The Weird Week in Review
Friday the 13th Lucky for the Tattoo Business
At one time, getting a tattoo of the number 13 inked in your skin on Friday the 13th was popular because it was considered an act of rebellion. Some tattoo parlors still celebrate Friday the 13th with special prices on tattoos, as low as $13, and expect great business. London tattoo artist Dan Gold already has 13 tats of the number 13 on his skin, but will get another today. Victor Miller is another who has the tattoo. He considers 13 his lucky number, especially after a movie he wrote, Friday the 13th, became a hit.
Parking Spaces for Men and Women
Gallus Strobel, the mayor of Triberg, Germany, a small town in the Black Forest, has discovered a shortcut to international publicity: political incorrectness. A city parking garage has unveiled parking spaces designated for male and female drivers.
Unlike the 12 spaces set aside for women, which are wider, well-lit, and closer to the exit, the men’s spaces require the driver to pull in at an angle, and avoid hitting cement pillars. They are an “attraction” for any ambitious driver, Strobel told the daily Süddeutsche Zeitung.
“But men are, as a rule, a little better at such challenges,” he told the paper.
Strobel is particularly happy with the attention the story brought to his town.
Fruit Flies With the Ability to Count

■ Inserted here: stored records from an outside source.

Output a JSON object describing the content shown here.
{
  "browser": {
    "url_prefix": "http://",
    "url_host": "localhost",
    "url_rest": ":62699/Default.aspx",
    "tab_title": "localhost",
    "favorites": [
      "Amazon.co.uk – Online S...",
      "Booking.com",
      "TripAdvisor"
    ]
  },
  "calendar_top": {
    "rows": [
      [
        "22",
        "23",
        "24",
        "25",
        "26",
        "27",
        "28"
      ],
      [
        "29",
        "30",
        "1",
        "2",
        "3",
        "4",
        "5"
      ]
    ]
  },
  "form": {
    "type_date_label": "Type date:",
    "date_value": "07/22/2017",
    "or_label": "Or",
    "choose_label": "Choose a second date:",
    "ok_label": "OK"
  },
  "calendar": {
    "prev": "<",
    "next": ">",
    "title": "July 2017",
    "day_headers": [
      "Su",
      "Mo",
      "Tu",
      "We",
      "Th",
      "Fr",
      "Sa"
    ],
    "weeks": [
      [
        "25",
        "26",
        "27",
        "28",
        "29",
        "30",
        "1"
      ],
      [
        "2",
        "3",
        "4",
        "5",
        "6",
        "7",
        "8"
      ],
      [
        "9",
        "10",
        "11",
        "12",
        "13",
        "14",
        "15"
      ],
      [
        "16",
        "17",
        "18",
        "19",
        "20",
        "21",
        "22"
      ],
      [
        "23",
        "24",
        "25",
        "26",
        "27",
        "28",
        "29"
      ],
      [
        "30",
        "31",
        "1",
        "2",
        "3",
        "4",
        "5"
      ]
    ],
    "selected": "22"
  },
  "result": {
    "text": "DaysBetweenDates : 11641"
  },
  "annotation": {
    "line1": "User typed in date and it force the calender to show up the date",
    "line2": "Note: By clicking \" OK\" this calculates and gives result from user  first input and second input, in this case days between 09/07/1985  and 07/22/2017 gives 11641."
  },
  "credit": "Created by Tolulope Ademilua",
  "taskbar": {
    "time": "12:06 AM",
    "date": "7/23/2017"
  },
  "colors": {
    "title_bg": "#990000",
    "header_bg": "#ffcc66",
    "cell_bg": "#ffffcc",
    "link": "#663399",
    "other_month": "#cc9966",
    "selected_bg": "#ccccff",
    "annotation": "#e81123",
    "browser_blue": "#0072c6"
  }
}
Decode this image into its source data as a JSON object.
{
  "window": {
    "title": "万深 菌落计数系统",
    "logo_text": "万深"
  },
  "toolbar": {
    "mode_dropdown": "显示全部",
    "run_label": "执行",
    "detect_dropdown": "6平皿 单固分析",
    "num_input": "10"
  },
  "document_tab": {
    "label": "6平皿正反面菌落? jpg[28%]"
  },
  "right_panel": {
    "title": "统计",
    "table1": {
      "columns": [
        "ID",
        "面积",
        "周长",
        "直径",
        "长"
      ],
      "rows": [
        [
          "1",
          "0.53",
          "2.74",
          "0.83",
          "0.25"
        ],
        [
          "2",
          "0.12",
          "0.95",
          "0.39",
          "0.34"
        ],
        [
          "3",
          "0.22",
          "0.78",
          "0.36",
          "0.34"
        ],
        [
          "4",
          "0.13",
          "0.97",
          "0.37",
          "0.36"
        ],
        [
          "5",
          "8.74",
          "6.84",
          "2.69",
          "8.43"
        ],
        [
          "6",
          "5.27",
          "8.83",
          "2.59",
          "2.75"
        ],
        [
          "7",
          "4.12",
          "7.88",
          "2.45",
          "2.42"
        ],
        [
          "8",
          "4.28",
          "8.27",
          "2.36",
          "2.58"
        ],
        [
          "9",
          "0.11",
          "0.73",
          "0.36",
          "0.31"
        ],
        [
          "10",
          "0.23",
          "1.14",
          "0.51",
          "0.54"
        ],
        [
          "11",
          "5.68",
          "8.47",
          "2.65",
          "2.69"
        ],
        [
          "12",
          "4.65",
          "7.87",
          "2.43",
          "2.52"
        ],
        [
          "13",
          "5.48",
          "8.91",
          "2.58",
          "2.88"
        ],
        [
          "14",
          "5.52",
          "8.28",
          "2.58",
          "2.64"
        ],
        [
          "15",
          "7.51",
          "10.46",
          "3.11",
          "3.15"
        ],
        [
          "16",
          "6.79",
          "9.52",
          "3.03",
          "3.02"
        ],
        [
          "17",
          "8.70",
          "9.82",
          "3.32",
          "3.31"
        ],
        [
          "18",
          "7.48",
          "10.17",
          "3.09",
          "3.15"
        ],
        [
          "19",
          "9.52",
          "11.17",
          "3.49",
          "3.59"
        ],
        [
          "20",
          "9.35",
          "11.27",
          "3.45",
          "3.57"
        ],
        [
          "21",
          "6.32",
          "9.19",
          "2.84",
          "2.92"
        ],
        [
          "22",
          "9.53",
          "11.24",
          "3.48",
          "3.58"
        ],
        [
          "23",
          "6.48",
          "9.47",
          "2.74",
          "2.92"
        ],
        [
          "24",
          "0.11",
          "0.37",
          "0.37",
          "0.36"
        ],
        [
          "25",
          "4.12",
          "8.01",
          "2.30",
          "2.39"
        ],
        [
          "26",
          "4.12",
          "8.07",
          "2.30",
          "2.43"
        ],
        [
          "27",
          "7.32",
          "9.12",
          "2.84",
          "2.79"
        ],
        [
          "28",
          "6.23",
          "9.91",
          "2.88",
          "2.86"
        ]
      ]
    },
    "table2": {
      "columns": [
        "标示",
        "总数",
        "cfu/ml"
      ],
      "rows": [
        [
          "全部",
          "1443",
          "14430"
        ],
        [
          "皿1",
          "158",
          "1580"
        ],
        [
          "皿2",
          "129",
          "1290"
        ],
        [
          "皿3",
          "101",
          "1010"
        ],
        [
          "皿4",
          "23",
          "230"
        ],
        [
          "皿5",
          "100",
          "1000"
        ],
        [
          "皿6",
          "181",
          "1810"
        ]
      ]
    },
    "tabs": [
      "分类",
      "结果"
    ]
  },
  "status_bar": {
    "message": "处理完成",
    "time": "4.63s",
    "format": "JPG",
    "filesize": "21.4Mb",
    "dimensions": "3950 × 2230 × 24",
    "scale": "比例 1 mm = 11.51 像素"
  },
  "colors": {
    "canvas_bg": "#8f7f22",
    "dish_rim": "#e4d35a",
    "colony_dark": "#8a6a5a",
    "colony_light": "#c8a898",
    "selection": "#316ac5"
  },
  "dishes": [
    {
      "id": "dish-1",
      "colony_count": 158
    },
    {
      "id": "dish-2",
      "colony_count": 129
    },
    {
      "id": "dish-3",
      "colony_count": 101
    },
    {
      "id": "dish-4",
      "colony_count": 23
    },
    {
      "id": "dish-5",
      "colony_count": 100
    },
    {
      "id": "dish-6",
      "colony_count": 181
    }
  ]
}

A team of geneticists at Wilfrid Laurier University in Canada and the University of California held math training sessions for generation after generation of fruit flies. The fruit flies, being not too bright, did not respond to the numbers... that is, until the 40th generation of flies to undergo such training. Finally, flies could recognize the difference between two, three, or four flashes of light. The next step in this research is to figure out what changed in the flies' brains over the 40 generations of math training, and how they managed to pass on those changes to their descendants.
Don't Clear Spiderwebs with a Blowtorch
Eiliya Maida of Chico, California, just wanted to clear cobwebs from his backyard. However, he chose to use a propane-fueled blowtorch to do it. Maida did not notice that some weeds ignited, which spread to the house. Only when his brother-in-law saw smoke coming from the attic did Maida realize what he'd done. Firefighters extinguished the blaze in a few minutes, but not before the fire did $25,000 damage to the house. The attic is burned, and the home's electrical system will have to be replaced.
Chimpanzees Escape, Roam Zoo Freely
Five chimpanzees in Hannover, Germany, took advantage of some debris in their enclosure to climb out and mingle with zoo visitors on Wednesday. Four of the chimps at the Experience Zoo returned to their home after a short time, but the oldest ape went to visit the zoo's gorilla. The zoo evacuated 2,500 people during the escapade. One 5-year-old girl was taken to the hospital with minor injuries after a chimp knocked her down. The last chimpanzee was eventually lured back and was given the use of a ladder to return to the pen. You can see some video of the incident here.
Giraffe Rescued from Septic Tank
A full-grown giraffe became stuck when its weight apparently caused a septic tank to collapse at the Marloth Park wildlife preserve in South Africa. Veterinarian Cobus Raath and a team of rescuers worked to free the animal. They blindfolded the giraffe and stuffed cotton in its ears to calm the beast while they worked. Twenty volunteers heaved the giraffe out of the tank.
"The animal was distressed and had been trying to get out," he said.
"We decided not to incapacitate him but blindfolded him to try and calm him down.
"We then called a load of local people who rushed to help and we used ropes and brute force to pull him out of the hole sideways."
The operation took about 20 minutes to get him out.
The giraffe was treated for shock and was freed after appearing to recover nicely.
Raw Crawfish Transmit Lung Fluke
Protip: when you're river rafting and drinking, try to avoid the temptation to eat raw crawfish. St. Louis hospitals have treated at least nine people over the past year for a flatworm transmitted from the crawfish that travels to one's lungs and can live for up to ten years if not treated. The condition, called paragonimiasis, can take months to exhibit symptoms and is hard to diagnose. A scientist from the CDC said, "In Georgia, we go canoeing and we see crawfish. It never occurred to me to eat one. What's wrong with you people?" Most of the cases were blamed on excessive alcohol intake while camping or rafting on Missouri's rivers. .